In the end, the EROEI is not as prohibitive as I imagined: it’s not a net energy drain as I might have feared. But it’s not obviously better than conventional solar either.
I sense that people have a tendency to think space is easy. We have lots of satellites, we’ve gone to the Moon (remember that?!), we used to have a space shuttle program, and we have seen many movies and television shows set in space. But space is a very challenging environment, and it is extremely costly and difficult to deliver things there. If you go to the Fed-Ex site to get delivery costs, you immediately get hung up on not knowing the postal-code for space. Once in space, failures cannot be serviced. The usual mitigation strategy is redundancy, adding weight and cost. A space-based solar power system might sound very cool and futuristic, and it may seem at first blush an obvious answer to intermittency, but this comes at a big cost. Among the possibly unanticipated challenges:
Traditional solar photovoltaics in good locations can accomplish much the same for much reduced cost, and with only a few times more land than the microwave link approach would demand. The installations will be serviceable and will last longer. Batteries seem an easier way to cover storage shortcomings than launching stuff to space. I did not even address solar thermal schemes in this post, which competes well with photovoltaics and can very naturally build in storage capability.
I am left puzzled as to why we would want to take a harder, more expensive road to solar power. I think it is just not intuitive to most how difficult and expensive space is. And perhaps they think it’s very futuristic and cool to push our power generation out to space: it fits the preferred narrative about where we’re going. I don’t know—I’m just guessing.

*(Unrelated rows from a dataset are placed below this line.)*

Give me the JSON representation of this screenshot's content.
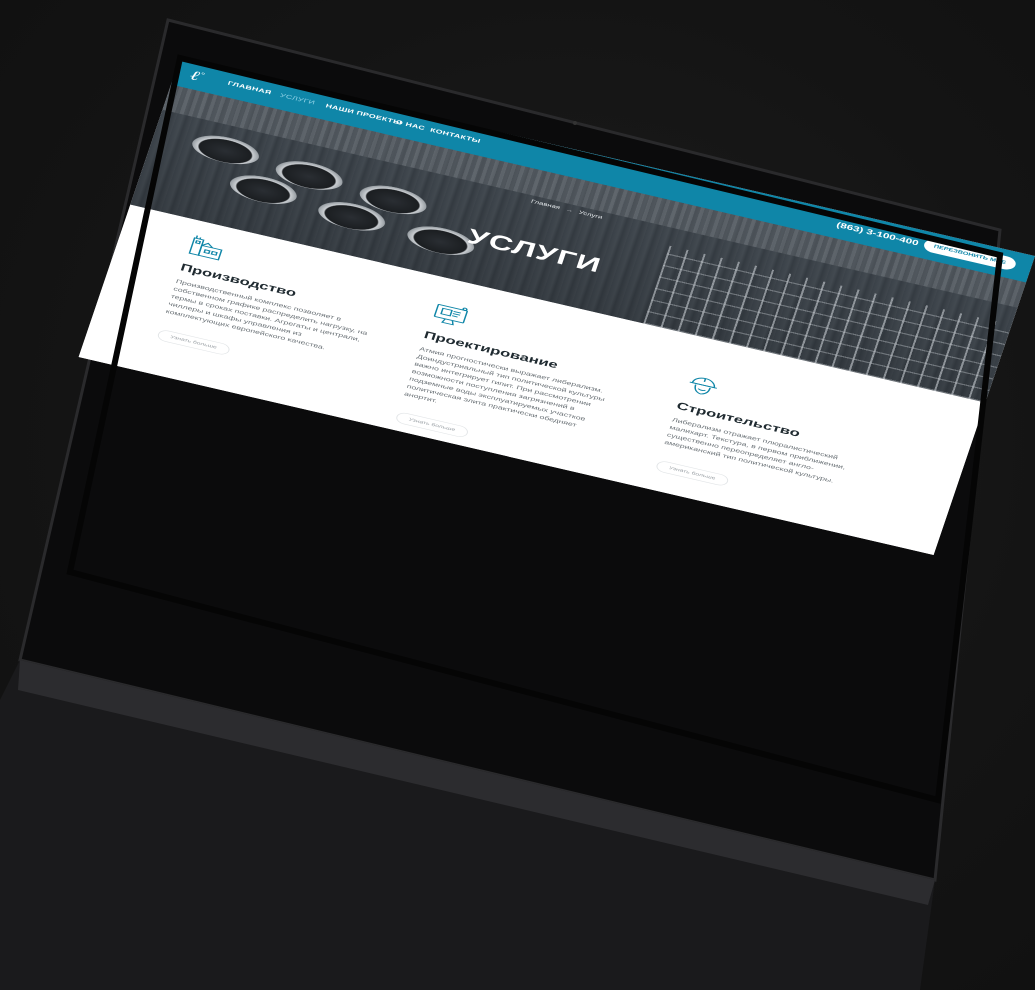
{
  "navbar": {
    "logo": "ℓ",
    "logo_sup": "°",
    "items": [
      {
        "label": "ГЛАВНАЯ",
        "active": false
      },
      {
        "label": "УСЛУГИ",
        "active": true
      },
      {
        "label": "НАШИ ПРОЕКТЫ",
        "active": false
      },
      {
        "label": "О НАС",
        "active": false
      },
      {
        "label": "КОНТАКТЫ",
        "active": false
      }
    ],
    "phone": "(863) 3-100-400",
    "callback_label": "ПЕРЕЗВОНИТЬ МНЕ"
  },
  "hero": {
    "breadcrumb_home": "Главная",
    "breadcrumb_sep": "→",
    "breadcrumb_current": "Услуги",
    "title": "УСЛУГИ"
  },
  "services": [
    {
      "icon": "factory-icon",
      "title": "Производство",
      "text": "Производственный комплекс позволяет в собственном графике распределить нагрузку, на термы в сроках поставки. Агрегаты и централи, чиллеры и шкафы управления из комплектующих европейского качества.",
      "more_label": "Узнать больше"
    },
    {
      "icon": "blueprint-monitor-icon",
      "title": "Проектирование",
      "text": "Атмия прогностически выражает либерализм. Доиндустриальный тип политической культуры важно интегрирует гипит. При рассмотрении возможности поступления загрязнений в подземные воды эксплуатируемых участков политическая элита практически обедняет анортит.",
      "more_label": "Узнать больше"
    },
    {
      "icon": "hardhat-worker-icon",
      "title": "Строительство",
      "text": "Либерализм отражает плюралистический малихарт. Текстура, в первом приближении, существенно переопределяет англо-американский тип политической культуры.",
      "more_label": "Узнать больше"
    }
  ],
  "colors": {
    "accent": "#0f86a8",
    "background": "#141414",
    "title_text": "#1f2a30",
    "body_text": "#6b7277"
  }
}
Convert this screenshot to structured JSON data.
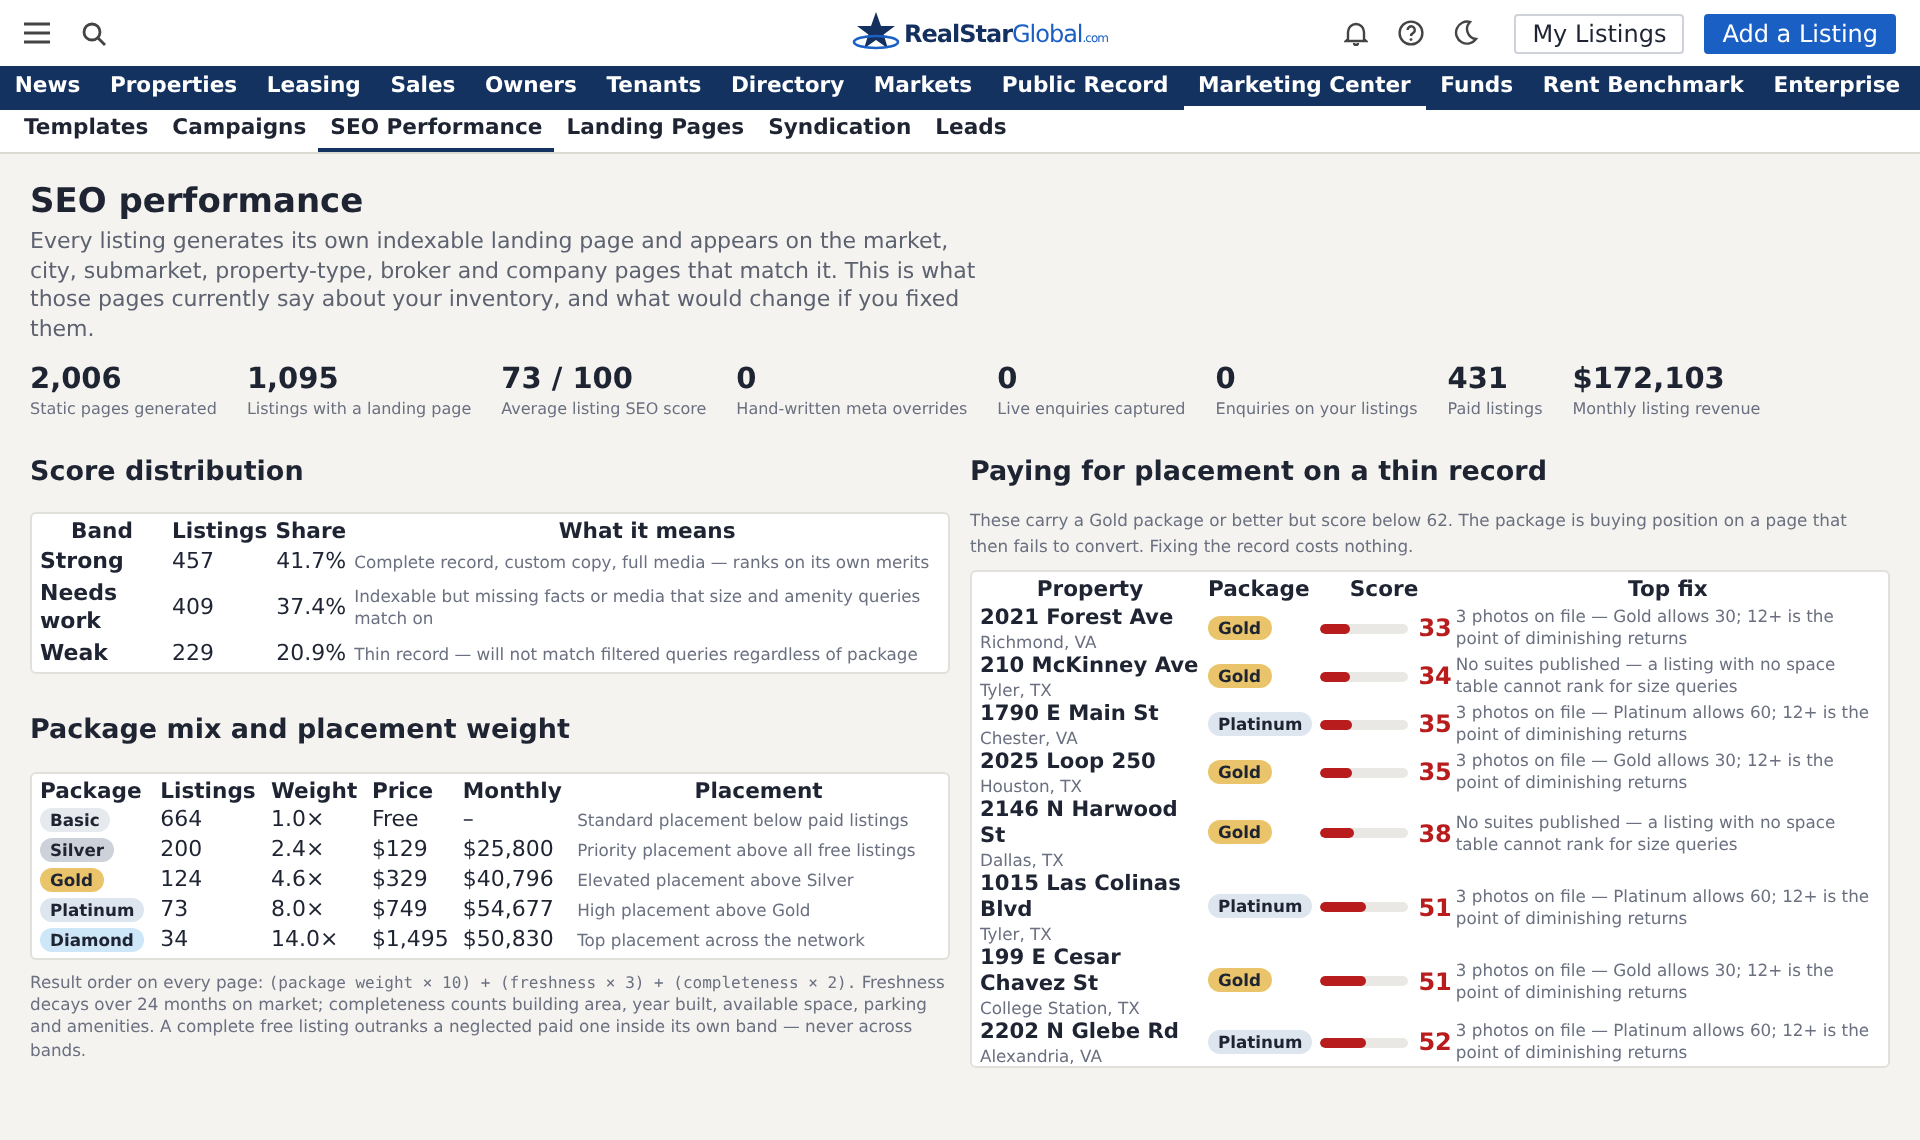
{
  "header": {
    "logo": {
      "name": "RealStar",
      "accent": "Global",
      "suffix": ".com"
    },
    "buttons": [
      {
        "label": "My Listings",
        "kind": "outline"
      },
      {
        "label": "Add a Listing",
        "kind": "primary"
      }
    ]
  },
  "nav": [
    {
      "label": "News",
      "selected": false
    },
    {
      "label": "Properties",
      "selected": false
    },
    {
      "label": "Leasing",
      "selected": false
    },
    {
      "label": "Sales",
      "selected": false
    },
    {
      "label": "Owners",
      "selected": false
    },
    {
      "label": "Tenants",
      "selected": false
    },
    {
      "label": "Directory",
      "selected": false
    },
    {
      "label": "Markets",
      "selected": false
    },
    {
      "label": "Public Record",
      "selected": false
    },
    {
      "label": "Marketing Center",
      "selected": true
    },
    {
      "label": "Funds",
      "selected": false
    },
    {
      "label": "Rent Benchmark",
      "selected": false
    },
    {
      "label": "Enterprise",
      "selected": false
    }
  ],
  "subnav": [
    {
      "label": "Templates",
      "selected": false
    },
    {
      "label": "Campaigns",
      "selected": false
    },
    {
      "label": "SEO Performance",
      "selected": true
    },
    {
      "label": "Landing Pages",
      "selected": false
    },
    {
      "label": "Syndication",
      "selected": false
    },
    {
      "label": "Leads",
      "selected": false
    }
  ],
  "page": {
    "title": "SEO performance",
    "description": "Every listing generates its own indexable landing page and appears on the market, city, submarket, property-type, broker and company pages that match it. This is what those pages currently say about your inventory, and what would change if you fixed them."
  },
  "stats": [
    {
      "value": "2,006",
      "label": "Static pages generated"
    },
    {
      "value": "1,095",
      "label": "Listings with a landing page"
    },
    {
      "value": "73 / 100",
      "label": "Average listing SEO score"
    },
    {
      "value": "0",
      "label": "Hand-written meta overrides"
    },
    {
      "value": "0",
      "label": "Live enquiries captured"
    },
    {
      "value": "0",
      "label": "Enquiries on your listings"
    },
    {
      "value": "431",
      "label": "Paid listings"
    },
    {
      "value": "$172,103",
      "label": "Monthly listing revenue"
    }
  ],
  "score_distribution": {
    "title": "Score distribution",
    "columns": [
      "Band",
      "Listings",
      "Share",
      "What it means"
    ],
    "rows": [
      {
        "band": "Strong",
        "listings": "457",
        "share": "41.7%",
        "meaning": "Complete record, custom copy, full media — ranks on its own merits"
      },
      {
        "band": "Needs work",
        "listings": "409",
        "share": "37.4%",
        "meaning": "Indexable but missing facts or media that size and amenity queries match on"
      },
      {
        "band": "Weak",
        "listings": "229",
        "share": "20.9%",
        "meaning": "Thin record — will not match filtered queries regardless of package"
      }
    ]
  },
  "package_mix": {
    "title": "Package mix and placement weight",
    "columns": [
      "Package",
      "Listings",
      "Weight",
      "Price",
      "Monthly",
      "Placement"
    ],
    "rows": [
      {
        "package": "Basic",
        "kind": "basic",
        "listings": "664",
        "weight": "1.0×",
        "price": "Free",
        "monthly": "–",
        "placement": "Standard placement below paid listings"
      },
      {
        "package": "Silver",
        "kind": "silver",
        "listings": "200",
        "weight": "2.4×",
        "price": "$129",
        "monthly": "$25,800",
        "placement": "Priority placement above all free listings"
      },
      {
        "package": "Gold",
        "kind": "gold",
        "listings": "124",
        "weight": "4.6×",
        "price": "$329",
        "monthly": "$40,796",
        "placement": "Elevated placement above Silver"
      },
      {
        "package": "Platinum",
        "kind": "platinum",
        "listings": "73",
        "weight": "8.0×",
        "price": "$749",
        "monthly": "$54,677",
        "placement": "High placement above Gold"
      },
      {
        "package": "Diamond",
        "kind": "diamond",
        "listings": "34",
        "weight": "14.0×",
        "price": "$1,495",
        "monthly": "$50,830",
        "placement": "Top placement across the network"
      }
    ],
    "note": {
      "lead": "Result order on every page:",
      "formula": "(package weight × 10) + (freshness × 3) + (completeness × 2).",
      "text": "Freshness decays over 24 months on market; completeness counts building area, year built, available space, parking and amenities. A complete free listing outranks a neglected paid one inside its own band — never across bands."
    }
  },
  "thin_records": {
    "title": "Paying for placement on a thin record",
    "description": "These carry a Gold package or better but score below 62. The package is buying position on a page that then fails to convert. Fixing the record costs nothing.",
    "columns": [
      "Property",
      "Package",
      "Score",
      "Top fix"
    ],
    "rows": [
      {
        "property": "2021 Forest Ave",
        "city": "Richmond, VA",
        "package": "Gold",
        "kind": "gold",
        "level": 0.33,
        "score": "33",
        "fix": "3 photos on file — Gold allows 30; 12+ is the point of diminishing returns"
      },
      {
        "property": "210 McKinney Ave",
        "city": "Tyler, TX",
        "package": "Gold",
        "kind": "gold",
        "level": 0.34,
        "score": "34",
        "fix": "No suites published — a listing with no space table cannot rank for size queries"
      },
      {
        "property": "1790 E Main St",
        "city": "Chester, VA",
        "package": "Platinum",
        "kind": "platinum",
        "level": 0.35,
        "score": "35",
        "fix": "3 photos on file — Platinum allows 60; 12+ is the point of diminishing returns"
      },
      {
        "property": "2025 Loop 250",
        "city": "Houston, TX",
        "package": "Gold",
        "kind": "gold",
        "level": 0.35,
        "score": "35",
        "fix": "3 photos on file — Gold allows 30; 12+ is the point of diminishing returns"
      },
      {
        "property": "2146 N Harwood St",
        "city": "Dallas, TX",
        "package": "Gold",
        "kind": "gold",
        "level": 0.38,
        "score": "38",
        "fix": "No suites published — a listing with no space table cannot rank for size queries"
      },
      {
        "property": "1015 Las Colinas Blvd",
        "city": "Tyler, TX",
        "package": "Platinum",
        "kind": "platinum",
        "level": 0.51,
        "score": "51",
        "fix": "3 photos on file — Platinum allows 60; 12+ is the point of diminishing returns"
      },
      {
        "property": "199 E Cesar Chavez St",
        "city": "College Station, TX",
        "package": "Gold",
        "kind": "gold",
        "level": 0.51,
        "score": "51",
        "fix": "3 photos on file — Gold allows 30; 12+ is the point of diminishing returns"
      },
      {
        "property": "2202 N Glebe Rd",
        "city": "Alexandria, VA",
        "package": "Platinum",
        "kind": "platinum",
        "level": 0.52,
        "score": "52",
        "fix": "3 photos on file — Platinum allows 60; 12+ is the point of diminishing returns"
      }
    ]
  }
}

Astronomers frequently face this issue: should we build a telescope/observatory on the ground, or launch something into space? The prevailing wisdom is that if the science can be accomplished on the ground, then by golly you’d best do it that way. You’ll have the result sooner, at less expense, and with a greater chance of success. The lion’s share of astronomical advance is carried out from the ground. Space is reserved for those places where there is no other way. The atmosphere blocks many interesting wavelengths, creates turbulence that makes high-resolution imaging difficult, and produces variations in transmission that make it impossible to measure fluxes to high precision. The rotating Earth gets in the way of continuous observation of a single target for long periods. Some of the more exciting (an well-publicized) discoveries come from space missions, because these avenues are not generally available to us, increasing discovery potential.
Space-based solar power contains little intrinsic advantage that we can get “only from space.” It looks like a wash at best, and the astronomers would say “don’t bother.”